SC-F: So for those with disabilities who are not in long-term care facilities or nursing homes, have you looked at all at the impact of the loss of specific services for this population during the pandemic?
SL: So I’m actually working on a piece right now that touches on that issue. I’ve been interviewing families and disabled people about how the pandemic has caused them to lose some degree of independence because home care was severely disrupted and then didn’t get any funding in the Cares Act, didn’t get relief funding, didn’t get any of the $2 billion that President Trump spent on nursing homes. So a lot of home care just stopped happening. If you need help going to the bathroom or eating, you can’t just stop that. So a lot of people ended up with family for unpaid care work that they would not have needed previously because they just basically got cut off.

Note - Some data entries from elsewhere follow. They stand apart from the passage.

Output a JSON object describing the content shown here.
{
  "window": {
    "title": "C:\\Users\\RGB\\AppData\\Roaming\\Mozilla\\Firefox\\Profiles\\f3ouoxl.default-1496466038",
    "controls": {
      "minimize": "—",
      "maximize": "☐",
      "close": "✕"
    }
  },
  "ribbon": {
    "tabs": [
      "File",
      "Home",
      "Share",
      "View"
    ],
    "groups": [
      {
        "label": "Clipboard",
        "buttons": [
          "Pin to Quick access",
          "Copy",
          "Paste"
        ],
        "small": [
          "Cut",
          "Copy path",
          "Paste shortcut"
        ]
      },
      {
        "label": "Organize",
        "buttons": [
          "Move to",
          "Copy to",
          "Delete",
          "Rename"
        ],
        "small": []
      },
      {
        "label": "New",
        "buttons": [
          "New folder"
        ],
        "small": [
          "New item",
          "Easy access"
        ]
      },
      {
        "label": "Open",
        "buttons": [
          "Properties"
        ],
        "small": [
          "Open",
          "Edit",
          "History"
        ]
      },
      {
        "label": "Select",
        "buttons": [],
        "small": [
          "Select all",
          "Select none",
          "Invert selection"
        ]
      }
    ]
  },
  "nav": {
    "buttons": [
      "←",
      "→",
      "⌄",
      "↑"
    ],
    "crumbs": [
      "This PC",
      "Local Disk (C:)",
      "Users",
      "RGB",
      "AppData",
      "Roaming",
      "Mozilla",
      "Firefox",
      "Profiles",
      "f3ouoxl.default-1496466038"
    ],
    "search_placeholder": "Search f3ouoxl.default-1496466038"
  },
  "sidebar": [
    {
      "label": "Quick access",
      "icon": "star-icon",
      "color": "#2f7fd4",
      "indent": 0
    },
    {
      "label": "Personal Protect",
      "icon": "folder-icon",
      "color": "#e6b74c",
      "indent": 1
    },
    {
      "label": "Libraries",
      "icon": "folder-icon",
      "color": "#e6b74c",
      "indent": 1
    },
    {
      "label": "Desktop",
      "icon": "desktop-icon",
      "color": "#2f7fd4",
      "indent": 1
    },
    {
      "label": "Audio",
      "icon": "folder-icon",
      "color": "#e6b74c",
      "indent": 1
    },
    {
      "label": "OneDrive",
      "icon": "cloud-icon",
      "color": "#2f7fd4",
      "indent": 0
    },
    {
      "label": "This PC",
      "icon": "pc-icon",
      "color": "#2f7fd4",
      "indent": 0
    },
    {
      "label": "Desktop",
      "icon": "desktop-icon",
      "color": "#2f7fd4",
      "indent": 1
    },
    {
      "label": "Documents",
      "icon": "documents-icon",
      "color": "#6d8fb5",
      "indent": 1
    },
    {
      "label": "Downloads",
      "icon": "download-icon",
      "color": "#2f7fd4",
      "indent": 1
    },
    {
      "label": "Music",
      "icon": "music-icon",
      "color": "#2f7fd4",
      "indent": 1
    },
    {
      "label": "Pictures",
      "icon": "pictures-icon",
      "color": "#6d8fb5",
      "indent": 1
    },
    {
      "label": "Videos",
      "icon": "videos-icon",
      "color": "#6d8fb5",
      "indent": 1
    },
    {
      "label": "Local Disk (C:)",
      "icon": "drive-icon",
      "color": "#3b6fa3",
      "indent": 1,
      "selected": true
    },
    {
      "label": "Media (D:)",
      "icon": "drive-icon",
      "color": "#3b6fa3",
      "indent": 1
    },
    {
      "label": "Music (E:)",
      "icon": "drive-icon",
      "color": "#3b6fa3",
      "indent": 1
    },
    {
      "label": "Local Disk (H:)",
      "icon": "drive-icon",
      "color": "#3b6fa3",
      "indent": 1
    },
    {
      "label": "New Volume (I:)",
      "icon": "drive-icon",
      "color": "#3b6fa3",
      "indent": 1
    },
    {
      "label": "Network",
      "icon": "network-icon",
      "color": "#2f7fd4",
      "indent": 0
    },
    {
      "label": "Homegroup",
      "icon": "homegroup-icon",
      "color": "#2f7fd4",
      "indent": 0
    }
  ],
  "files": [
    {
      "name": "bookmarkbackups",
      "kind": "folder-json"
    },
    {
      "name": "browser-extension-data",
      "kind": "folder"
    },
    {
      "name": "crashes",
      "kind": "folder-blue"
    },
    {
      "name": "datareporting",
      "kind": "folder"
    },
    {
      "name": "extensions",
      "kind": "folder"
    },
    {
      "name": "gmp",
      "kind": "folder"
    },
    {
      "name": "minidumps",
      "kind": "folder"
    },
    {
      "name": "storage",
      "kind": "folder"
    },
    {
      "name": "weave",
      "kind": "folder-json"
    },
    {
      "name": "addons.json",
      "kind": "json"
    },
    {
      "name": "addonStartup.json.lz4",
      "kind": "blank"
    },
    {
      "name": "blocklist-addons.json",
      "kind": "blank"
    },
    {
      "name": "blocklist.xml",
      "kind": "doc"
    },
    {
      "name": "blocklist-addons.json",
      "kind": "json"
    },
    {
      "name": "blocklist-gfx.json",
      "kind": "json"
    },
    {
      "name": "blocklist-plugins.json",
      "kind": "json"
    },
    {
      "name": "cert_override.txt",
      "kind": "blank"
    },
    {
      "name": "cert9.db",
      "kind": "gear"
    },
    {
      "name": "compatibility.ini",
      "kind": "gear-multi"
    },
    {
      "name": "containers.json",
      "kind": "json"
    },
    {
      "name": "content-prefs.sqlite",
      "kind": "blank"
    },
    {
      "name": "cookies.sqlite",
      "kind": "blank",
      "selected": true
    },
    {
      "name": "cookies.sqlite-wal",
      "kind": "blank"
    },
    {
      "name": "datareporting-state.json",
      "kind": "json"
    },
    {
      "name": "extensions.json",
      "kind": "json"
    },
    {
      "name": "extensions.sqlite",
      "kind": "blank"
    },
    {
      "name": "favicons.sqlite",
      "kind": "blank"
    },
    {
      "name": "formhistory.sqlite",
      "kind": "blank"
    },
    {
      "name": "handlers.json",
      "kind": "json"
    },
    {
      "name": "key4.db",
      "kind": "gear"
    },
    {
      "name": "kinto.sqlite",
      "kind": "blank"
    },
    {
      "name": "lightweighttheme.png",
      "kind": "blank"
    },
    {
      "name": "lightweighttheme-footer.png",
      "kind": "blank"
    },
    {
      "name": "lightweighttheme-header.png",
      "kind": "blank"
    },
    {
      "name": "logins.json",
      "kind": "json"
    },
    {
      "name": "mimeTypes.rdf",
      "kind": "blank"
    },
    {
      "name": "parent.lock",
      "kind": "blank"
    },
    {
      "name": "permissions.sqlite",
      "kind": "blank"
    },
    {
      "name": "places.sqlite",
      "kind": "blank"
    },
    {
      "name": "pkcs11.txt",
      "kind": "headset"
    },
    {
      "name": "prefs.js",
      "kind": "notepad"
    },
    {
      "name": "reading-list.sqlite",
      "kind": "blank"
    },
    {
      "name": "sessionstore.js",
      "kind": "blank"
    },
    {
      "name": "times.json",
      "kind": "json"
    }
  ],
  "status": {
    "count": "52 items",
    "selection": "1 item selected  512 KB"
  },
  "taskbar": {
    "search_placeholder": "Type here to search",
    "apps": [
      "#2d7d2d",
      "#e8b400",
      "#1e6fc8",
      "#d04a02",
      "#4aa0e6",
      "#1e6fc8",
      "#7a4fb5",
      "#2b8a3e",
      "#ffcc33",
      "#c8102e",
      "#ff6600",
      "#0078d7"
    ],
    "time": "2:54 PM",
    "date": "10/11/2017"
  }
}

Some people have died from the disruptions, including some of my friends. One of my friends, her 40th birthday actually would have been a couple of weeks ago. She relied on home care and the services just got really disrupted and cut because of COVID-19 and she died. She didn’t die from COVID. She died from not getting the support that she needed. I don’t think anyone’s reported on it yet. And so it’s something I’m looking into.
SC-F: More generally, how did the HEALS Act, for example, fail to live up to the mandate of the Americans with Disabilities Act? And, lastly, how can we make sure that our next pandemic response does stand up for Americans with disabilities?
SL: So the Olmstead decision was a Supreme Court decision that interpreted the Americans with Disabilities Act as establishing a right for people to live in the community, basically. The COVID relief that has happened so far hasn’t reflected that. There hasn’t been even remotely adequate funding and sometimes no funding at all for home care services and for day services and just a lot of the things that disabled people and seniors need to stay at home and to live. Part of it has to do with the fact that it’s not a hot button, cultural, political issue. You don’t really have either political party really going to bat for people who are this marginalized, which is really frustrating.
SC-F: Do you see any sort of hope on the horizon, any movement, any push that you’re hoping could change things?
SL: Yeah. Firstly, a lot of disability advocates that I know are basically not sleeping right now; they’re just on the Hill all the time trying to get politicians to understand that they need to fund home care services, but a lot of it’s been going on for years. One of the primary issues with home care is that direct support professionals who work in the home are paid really poorly so the turnover rate is just enormous. Two out of three people quit within a couple of years. So I want more people to talk about this and maybe that’ll make politicians listen. I have to be a little bit optimistic otherwise I wouldn’t bother writing about it. We just don’t have the political will. And so I think that we can get there, but we’re just not there yet.